Transpacific container shipping

If we were to try and define a single factor that defined transpacific container shipping (along with most other routes) in 2023, it would probably be shipper complacency brought about by the rebalancing and normalisation of supply chains, following the unprecedented disruption of the COVID years. 

However, ‘normal’ tends have a very limited span in shipping, and the next cycle of disruption is never far away. 

The first warning signs began to emerge last summer when the Panama Canal Authority first began to restrict canal transits due to the historic drought impacting Central America. 

Then in December the Red Sea Crisis first made headlines and within a matter of weeks hundreds of container ships were forced to divert away from the Suez Canal routing to avoid attacks by Houthi rebels off the western coast of Yemen. 

The resulting diversion around southern Africa’s Cape of Good Hope has absorbed much of the capacity carriers had laid up during the lull, delayed cargo deliveries, and doubled rates on some lanes, while also prompting carriers to implement war-risk and other surcharges. 

Cooling spot market
Spot rates from the Far East into the US have softened since the last round of GRIs at the start of February, with FAK rates into both the West Coast and East Coast falling slightly, but remaining at very elevated levels.

But a cooling spot market doesn’t mean the crisis is over, with spot rates from the Far East to the US West Coast still almost 200% higher than the end of 2023, with East Coast rates  up 140% and the shipping lines will be doing everything they can to make the latest mid-February GRIs stick.

How long the Red Sea disruption will continue is unknown, but it’s likely that shippers will face pressure on prices and disruption through the first half of 2024. 

Uncertainty and unease
While the Panama Canal situation did not result in excessive delays during H2 2023, it has created disruption and added cost, encouraging many US importers to seek East Coast services and/or overland rail connections from the West Coast.
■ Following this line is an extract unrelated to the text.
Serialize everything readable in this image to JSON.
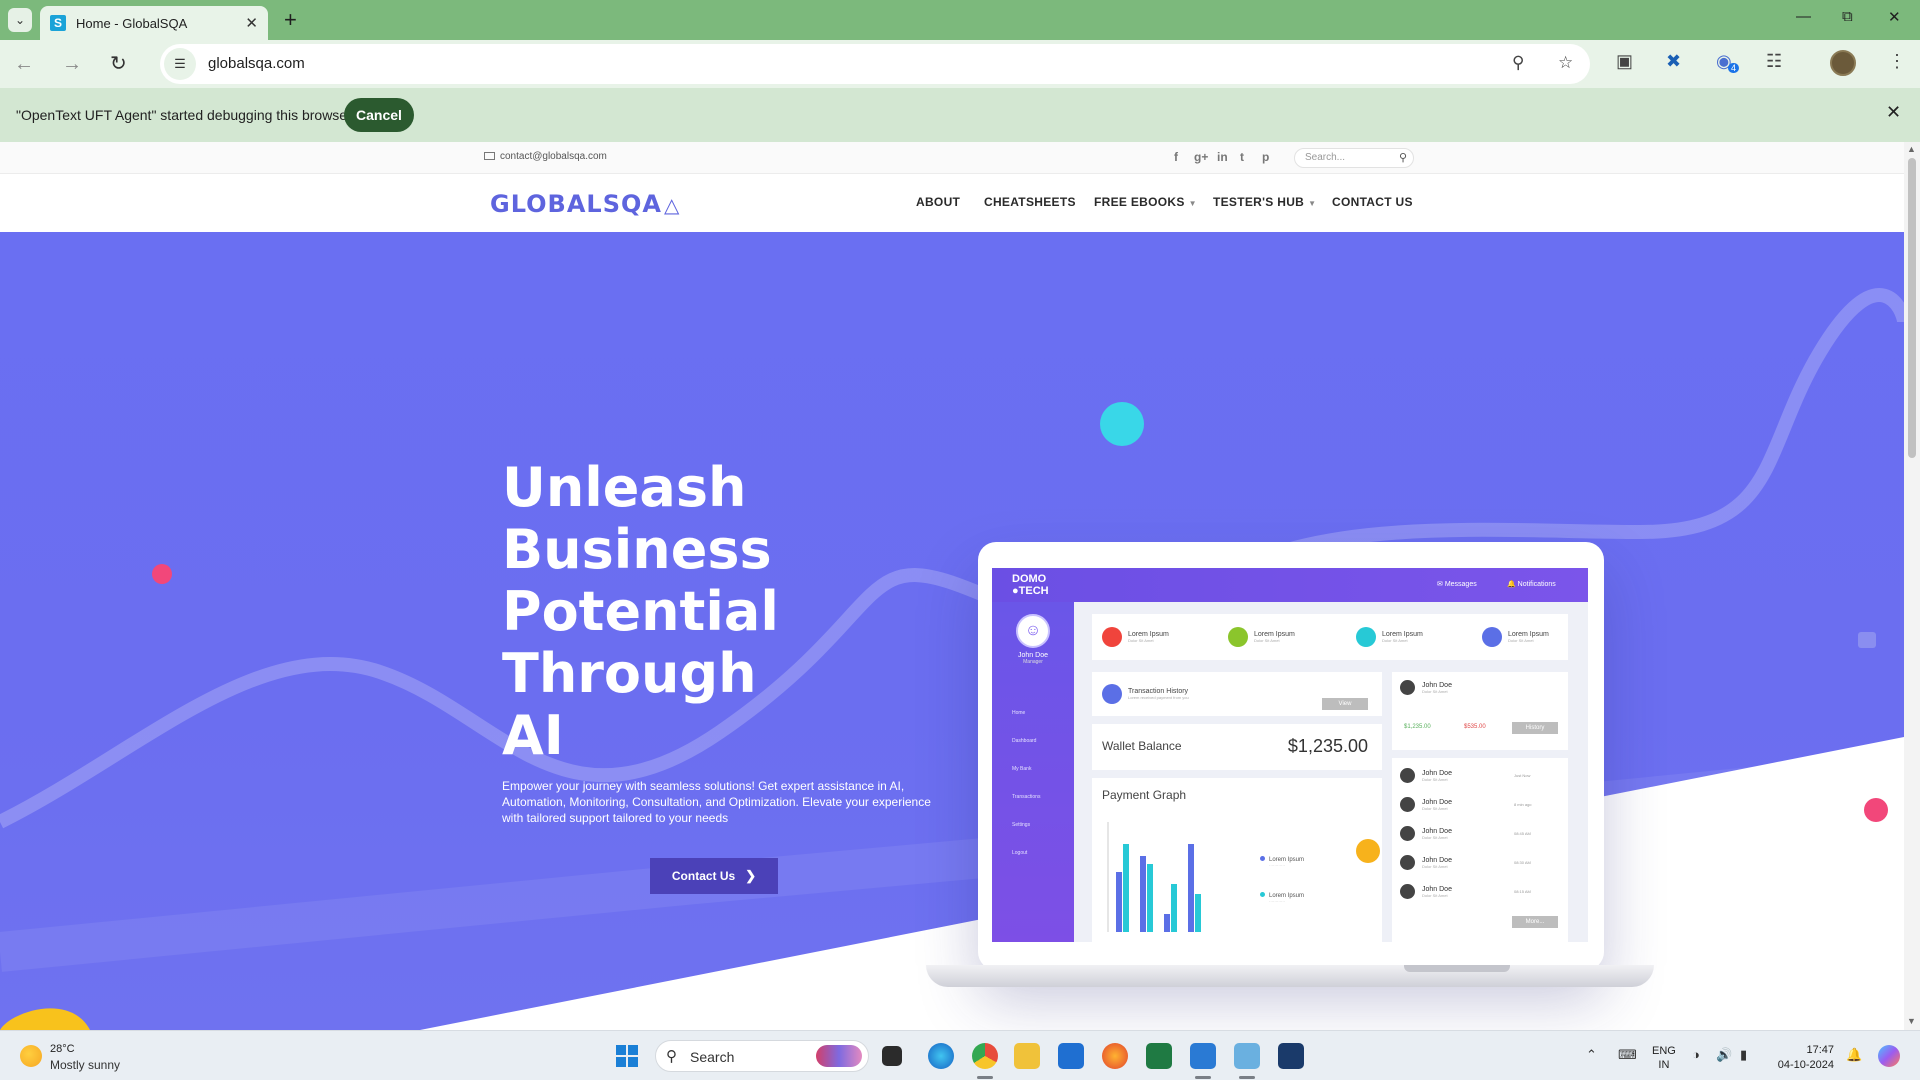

And now we learn that, with the drought continuing, water levels in the reservoir that feeds the operation of the Panama Canal will sink below the record low levels seen last year – around 8ft lower than ideal for safe navigation.

If established rainfall trends hold, reservoir water levels will fall well below last year’s record lows, forcing limits on the number of vessels that use the canal, restrictions on vessel utilisations and surcharges of some 6.5%.

Add to that the uncertainty surrounding labour negotiations that will begin in the spring on a new longshore contract on the East and Gulf coasts, and 2024 is shaping up to be a year of great unease for transpacific shippers.

If you have any questions or concerns about the issues raised in this article, we can review your situation and explain your options, including alternative carriers, ports and routes.

To discover how we can support your transpacific or transatlantic trade, or to learn more about our ocean solutions, please EMAIL Metro’s Chief Commercial Officer, Andy Smith.